have a highly elevated crash risk, the total number of fatal crashes occurring during that time is small, and may be insufficient to yield either statistically or practically significant changes (McKnight and Peck 2002). The bulk of the nighttime crash problem among novice teen drivers is skewed toward the hours between 9 p.m. and 12 a.m. and not those after midnight (Foss and Goodwin 2003; Insurance Institute for Highway Safety 2012). Currently, in the majority of jurisdictions where a nighttime restriction is in place in the United States, it begins at midnight or later. Several states also allow exemptions for non-recreational driving (work or school-related), and ten states have only secondary enforcement of the nighttime driving restriction (National Highway Traffic Safety Administration 2006). This suggests that reductions in teen drivers’ nighttime crashes in the United States may be possible if existing nighttime driving restrictions began earlier, and the nighttime driving restriction was subject to primary enforcement.
This study identified significant declines in teen drivers’ overall and passenger fatal crash rates in North Carolina following the implementation of a 12-month learner permit and 9 p.m. to 5 a.m. nighttime driving restriction in December 1997. In Connecticut, the introduction of a six-month learner license holding period in January 1997 was followed by a sizeable significant decline in overall and passenger fatal crash rates. While these findings do not address the primary research hypotheses of this study, they suggest that declines in passenger crashes cannot be attributed to passenger restrictions alone, if other GDL components are already in place. In reality, the significant declines in passenger crashes as a result of passenger restrictions reported in previous evaluations were likely the result of synergistic or combined effects from several simultaneously implemented GDL components rather than the effect of passenger restrictions alone.

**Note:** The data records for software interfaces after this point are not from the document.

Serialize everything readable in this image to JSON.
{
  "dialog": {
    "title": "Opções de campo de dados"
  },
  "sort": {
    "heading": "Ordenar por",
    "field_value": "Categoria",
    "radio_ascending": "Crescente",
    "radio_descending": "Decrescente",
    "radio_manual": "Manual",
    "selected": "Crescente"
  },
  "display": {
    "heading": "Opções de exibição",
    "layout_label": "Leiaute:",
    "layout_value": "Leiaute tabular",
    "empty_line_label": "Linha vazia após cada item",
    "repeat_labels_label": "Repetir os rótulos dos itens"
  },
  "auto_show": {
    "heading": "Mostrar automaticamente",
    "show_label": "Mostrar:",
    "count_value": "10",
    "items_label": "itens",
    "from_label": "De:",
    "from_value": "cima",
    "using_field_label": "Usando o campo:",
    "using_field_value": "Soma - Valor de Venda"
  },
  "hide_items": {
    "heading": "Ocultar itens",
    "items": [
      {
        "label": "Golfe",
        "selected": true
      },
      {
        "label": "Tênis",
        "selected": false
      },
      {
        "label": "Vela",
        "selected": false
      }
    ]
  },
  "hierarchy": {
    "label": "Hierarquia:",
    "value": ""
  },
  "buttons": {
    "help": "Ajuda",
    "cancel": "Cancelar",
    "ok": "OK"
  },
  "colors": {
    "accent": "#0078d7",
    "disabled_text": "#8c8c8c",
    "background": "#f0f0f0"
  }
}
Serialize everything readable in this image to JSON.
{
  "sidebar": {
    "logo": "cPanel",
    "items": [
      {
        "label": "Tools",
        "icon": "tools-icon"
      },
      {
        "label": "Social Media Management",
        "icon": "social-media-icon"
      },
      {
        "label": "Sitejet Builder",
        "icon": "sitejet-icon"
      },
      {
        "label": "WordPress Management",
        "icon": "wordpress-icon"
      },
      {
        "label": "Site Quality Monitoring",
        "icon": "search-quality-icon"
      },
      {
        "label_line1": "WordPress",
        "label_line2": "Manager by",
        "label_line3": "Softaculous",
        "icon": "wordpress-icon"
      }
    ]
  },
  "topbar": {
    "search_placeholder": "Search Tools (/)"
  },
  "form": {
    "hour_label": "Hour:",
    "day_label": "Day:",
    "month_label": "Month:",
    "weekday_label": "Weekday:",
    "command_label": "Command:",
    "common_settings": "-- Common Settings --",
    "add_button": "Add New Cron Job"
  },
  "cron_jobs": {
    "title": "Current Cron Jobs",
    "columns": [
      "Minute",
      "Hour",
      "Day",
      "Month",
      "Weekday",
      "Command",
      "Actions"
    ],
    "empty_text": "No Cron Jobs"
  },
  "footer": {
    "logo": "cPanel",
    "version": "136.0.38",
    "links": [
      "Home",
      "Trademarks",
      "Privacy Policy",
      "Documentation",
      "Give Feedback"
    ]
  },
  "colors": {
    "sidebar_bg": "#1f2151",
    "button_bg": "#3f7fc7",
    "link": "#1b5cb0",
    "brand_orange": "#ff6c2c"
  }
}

With the exceptions of studies from North Carolina (Foss 2009) and Utah (Hyde, Cook et al. 2005), this research represents the first state-level evaluations of GDL to be conducted for the states in this study sample. In addition, this study adds to the literature by finding that with exception of a single state, individually implemented passenger and nighttime driving restrictions did not result in reductions in teen drivers’ fatal crashes in the states studied, a finding that contrasts with existing research on the effect of passenger and nighttime driving restrictions (Lin and Fearn 2003; Cooper, Atkins et al.
2005; Chaudhary, Williams et al. 2007; Fell, Todd et al. 2011). It is possible that the declines observed in previous studies are due to the synergy resulting from the combination of multiple GDL components, rather than the passenger or nighttime restriction itself.
The sample for this study was limited to the instances where states introduced an intermediate license driving restriction independently of other GDL components. In every instance that a passenger restriction was implemented in this sample, however, it was introduced within an existing GDL system of varying strength. Consequently, the additive effect of multiple co-existing GDL components could not be disentangled. Further, the findings of this study are based only on fatal crashes involving teen drivers. Fatal crashes represent a small and atypical subset of all crashes, and the etiology of fatal crashes may differ from that of less serious crashes (Lam 2003).
Future research examining the effect of intermediate license restrictions on teen drivers’ should extend the analysis to include injury and property damage only (PDO) as well as fatal crashes. Currently, this data is available in state’s crash records, which include all crashes occurring on public roadways involving a fatality, disabling injury, non-disabling injury, possible injury or property damage valued at $1000 or more.